_EXERCISE GOAL_: The response must reproduce exactly every line of the material below holding the word "grouse".

_INPUT MATERIAL_:
◆ ◆ ◆
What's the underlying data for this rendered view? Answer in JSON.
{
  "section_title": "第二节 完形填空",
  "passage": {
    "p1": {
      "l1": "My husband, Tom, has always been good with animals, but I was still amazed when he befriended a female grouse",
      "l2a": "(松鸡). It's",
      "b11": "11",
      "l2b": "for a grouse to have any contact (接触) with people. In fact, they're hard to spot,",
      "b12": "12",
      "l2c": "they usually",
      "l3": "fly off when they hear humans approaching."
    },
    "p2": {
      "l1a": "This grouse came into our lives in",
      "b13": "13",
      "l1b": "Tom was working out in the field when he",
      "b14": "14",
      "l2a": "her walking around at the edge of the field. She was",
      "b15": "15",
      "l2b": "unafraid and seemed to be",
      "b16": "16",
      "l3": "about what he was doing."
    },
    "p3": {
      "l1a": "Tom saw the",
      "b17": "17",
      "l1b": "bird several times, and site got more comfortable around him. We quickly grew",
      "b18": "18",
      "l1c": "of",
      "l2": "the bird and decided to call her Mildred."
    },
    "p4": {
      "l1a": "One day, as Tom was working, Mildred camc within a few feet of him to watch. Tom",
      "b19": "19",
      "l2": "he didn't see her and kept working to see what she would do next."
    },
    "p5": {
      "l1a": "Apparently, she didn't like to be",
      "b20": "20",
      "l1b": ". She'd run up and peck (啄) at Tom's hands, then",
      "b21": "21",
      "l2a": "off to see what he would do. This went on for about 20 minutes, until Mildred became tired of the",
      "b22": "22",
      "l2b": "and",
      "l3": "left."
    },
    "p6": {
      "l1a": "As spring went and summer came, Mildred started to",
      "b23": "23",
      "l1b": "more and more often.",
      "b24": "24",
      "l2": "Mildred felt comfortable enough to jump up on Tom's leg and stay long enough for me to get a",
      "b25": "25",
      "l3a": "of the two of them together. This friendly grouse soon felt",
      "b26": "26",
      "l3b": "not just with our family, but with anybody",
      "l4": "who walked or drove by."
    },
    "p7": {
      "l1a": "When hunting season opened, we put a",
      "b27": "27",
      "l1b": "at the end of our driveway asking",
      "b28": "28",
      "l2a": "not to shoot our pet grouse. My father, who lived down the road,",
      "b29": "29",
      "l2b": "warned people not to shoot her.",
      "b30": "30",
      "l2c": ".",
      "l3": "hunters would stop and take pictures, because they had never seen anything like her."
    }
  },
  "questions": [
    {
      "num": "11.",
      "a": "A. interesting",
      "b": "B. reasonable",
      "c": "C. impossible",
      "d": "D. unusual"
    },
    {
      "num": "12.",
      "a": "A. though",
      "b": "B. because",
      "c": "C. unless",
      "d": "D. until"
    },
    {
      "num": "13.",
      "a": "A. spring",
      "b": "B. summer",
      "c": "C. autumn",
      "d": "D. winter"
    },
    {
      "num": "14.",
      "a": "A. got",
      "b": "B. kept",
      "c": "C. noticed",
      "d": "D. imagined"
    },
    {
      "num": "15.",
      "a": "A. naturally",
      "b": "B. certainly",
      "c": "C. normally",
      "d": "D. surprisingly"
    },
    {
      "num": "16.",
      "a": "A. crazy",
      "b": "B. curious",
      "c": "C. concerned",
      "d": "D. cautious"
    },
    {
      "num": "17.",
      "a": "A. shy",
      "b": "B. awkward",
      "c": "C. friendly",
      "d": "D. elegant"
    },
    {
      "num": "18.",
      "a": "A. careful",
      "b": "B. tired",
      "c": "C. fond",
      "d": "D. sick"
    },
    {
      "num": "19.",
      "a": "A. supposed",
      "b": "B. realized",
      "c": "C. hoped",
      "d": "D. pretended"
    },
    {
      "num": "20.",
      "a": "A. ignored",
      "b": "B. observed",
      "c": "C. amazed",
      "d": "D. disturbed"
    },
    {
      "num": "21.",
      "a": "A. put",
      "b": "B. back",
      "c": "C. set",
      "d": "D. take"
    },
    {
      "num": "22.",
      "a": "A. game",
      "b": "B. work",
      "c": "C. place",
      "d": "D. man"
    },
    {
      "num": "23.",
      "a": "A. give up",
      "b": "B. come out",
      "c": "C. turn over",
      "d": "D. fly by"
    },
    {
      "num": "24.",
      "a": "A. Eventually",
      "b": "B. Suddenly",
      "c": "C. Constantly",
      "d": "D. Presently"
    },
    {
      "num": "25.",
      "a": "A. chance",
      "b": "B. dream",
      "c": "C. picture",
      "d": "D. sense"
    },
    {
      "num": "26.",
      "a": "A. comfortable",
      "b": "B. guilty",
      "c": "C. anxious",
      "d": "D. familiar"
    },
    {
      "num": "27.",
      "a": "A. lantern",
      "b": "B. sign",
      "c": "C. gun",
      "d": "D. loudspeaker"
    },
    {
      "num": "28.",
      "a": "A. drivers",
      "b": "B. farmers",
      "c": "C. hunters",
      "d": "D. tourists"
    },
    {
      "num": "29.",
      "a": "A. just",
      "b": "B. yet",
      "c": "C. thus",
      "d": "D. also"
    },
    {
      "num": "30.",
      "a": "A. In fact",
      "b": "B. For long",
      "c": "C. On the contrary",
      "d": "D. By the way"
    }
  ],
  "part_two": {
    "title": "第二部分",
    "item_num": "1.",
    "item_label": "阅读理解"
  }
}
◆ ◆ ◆
_SOLUTION TO THIS TASK_:
      "l1": "My husband, Tom, has always been good with animals, but I was still amazed when he befriended a female grouse",
      "l2b": "for a grouse to have any contact (接触) with people. In fact, they're hard to spot,",
      "l1a": "This grouse came into our lives in",
      "l3a": "of the two of them together. This friendly grouse soon felt",
      "l2a": "not to shoot our pet grouse. My father, who lived down the road,",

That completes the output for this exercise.